Two years ago today, more than 1 billion gallons of toxic coal ash sludge burst through a dam, destroyed or damaged a dozen homes and ruined a community living near the Tennessee Valley Authority’s Kingston Fossil Plant in rural Tennessee. Shortly after the spill, U.S. Environmental Protection Agency Administrator Lisa Jackson promised to protect the public from another coal ash environmental disaster. Yet, the public still waits for passage of a comprehensive coal ash rule.
To mark the two-year anniversary, the environmental groups Earthjustice, Environmental Integrity Project, the Sierra Club and Southern Alliance for Clean Energy are calling on the EPA to regulate coal ash dumps this year.
“Every day without protection means thousands of tons of ash are dumped and more arsenic, lead and mercury leak from these sites,” said Lisa Evans, senior administrative counsel for Earthjustice. “The rule is stuck in Washington, but the flow of toxic chemicals continues. If the Capital was located below one of these high hazard dams, we’d have a coal ash rule.”
About $400 million has been spent in cleanup costs with more than 3 million tons of spilled ash removed from the site. However, the cleanup is far from complete. Without regulation, coal ash waste has been dumped in unlined pits and ponds throughout the U.S. At least 50 high-hazard dams, similar to the one at Kingston, hold back millions of tons of coal ash and more than 100 locations across the country have been plagued by poisoned water and air.
“The Kingston disaster dramatically brought to light the festering problem of unregulated coal ash pollution,” says Dr. Stephen A. Smith, Executive Director of the Southern Alliance for Clean Energy. “We call on the EPA to follow through on Lisa Jackson’s pledge to address this long neglected issue and move swiftly to finalize the coal ash rule that will classify this waste as hazardous. We cannot afford to wait any more when so many communities in our region are in the shadow of threats just like those in Kingston.”
“Thanks to poor regulation by states, every region of the U.S. is now littered with unlined coal ash dumps that have contaminated groundwater often used as drinking water and are discharging arsenic, selenium, lead, and other toxic metals in uncontrolled concentrations to rivers, streams and lakes,” said Eric Schaeffer, Director of Environmental Integrity Project. “The number of locations with water supplies contaminated by coal ash has grown almost 20-fold; from seven acknowledged by EPA in 1999, to 137 documented today with many more likely but unknown because states are not even monitoring most coal ash dump sites.”
“Our thoughts today are with those who are still living with the terrible consequences of this massive disaster, one that could have been prevented if adequate federal protections were in place,” said Lyndsay Moseley a Tennessee native who works on coal ash for the Sierra Club. “But thoughts are not enough, we need action.
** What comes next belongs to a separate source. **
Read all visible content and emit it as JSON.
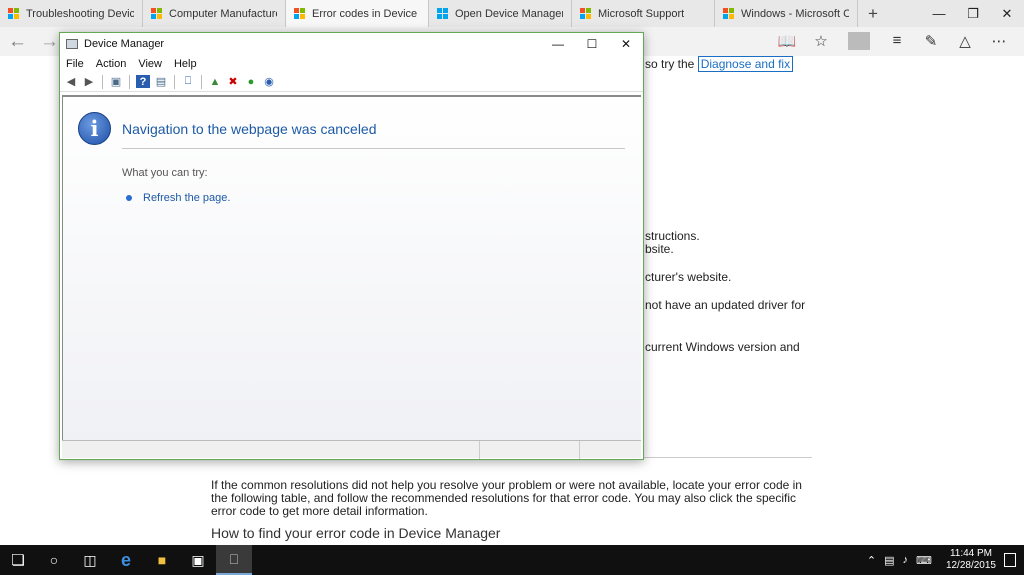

We need EPA to quickly finalize federally enforceable protections from toxic coal ash before there is another disaster.”
- EPA’s own risk assessments demonstrate the extremely high risk to human health from coal ash, which contributes to heart disease, cancer, stroke and chronic lower respiratory disease. Yet our comments indicate that this high cancer risk – one in 50 at some coal ash sites – is substantially underestimated. The leading arsenic experts in the country observe that this risk is actually 17.5 times greater.
- Analyzing state regulations shows that the majority of states fail to require essential safeguards for coal ash landfills and ponds, including liners, groundwater monitoring, leachate collection, dust controls and financial assurance. In the two years since the disaster in Kingston, little has been done to improve state controls. Only four states in the U.S. require all landfills to be monitored and only six states require all ponds to be monitored for leaks.
- By EPA’s own admission, coal ash ponds and landfills are disproportionately located in low-income communities. Almost 70 percent of ash ponds in the U.S. are in areas where household income is lower than the national median.
- If all costs are passed on to consumers, the rule would result in a one-time rate increase of between 0.5 and 1 percent even in coal-dependent states like Indiana, Pennsylvania, and Ohio. EPA has failed to account for the avoided cost of lawsuits and damage claims related to spills and fouled drinking water, bringing municipal water to wells that are no longer usable, restoring ecosystems contaminated with heavy metals, and premature death and disease from exposure to wind-blown particles from ash dumps.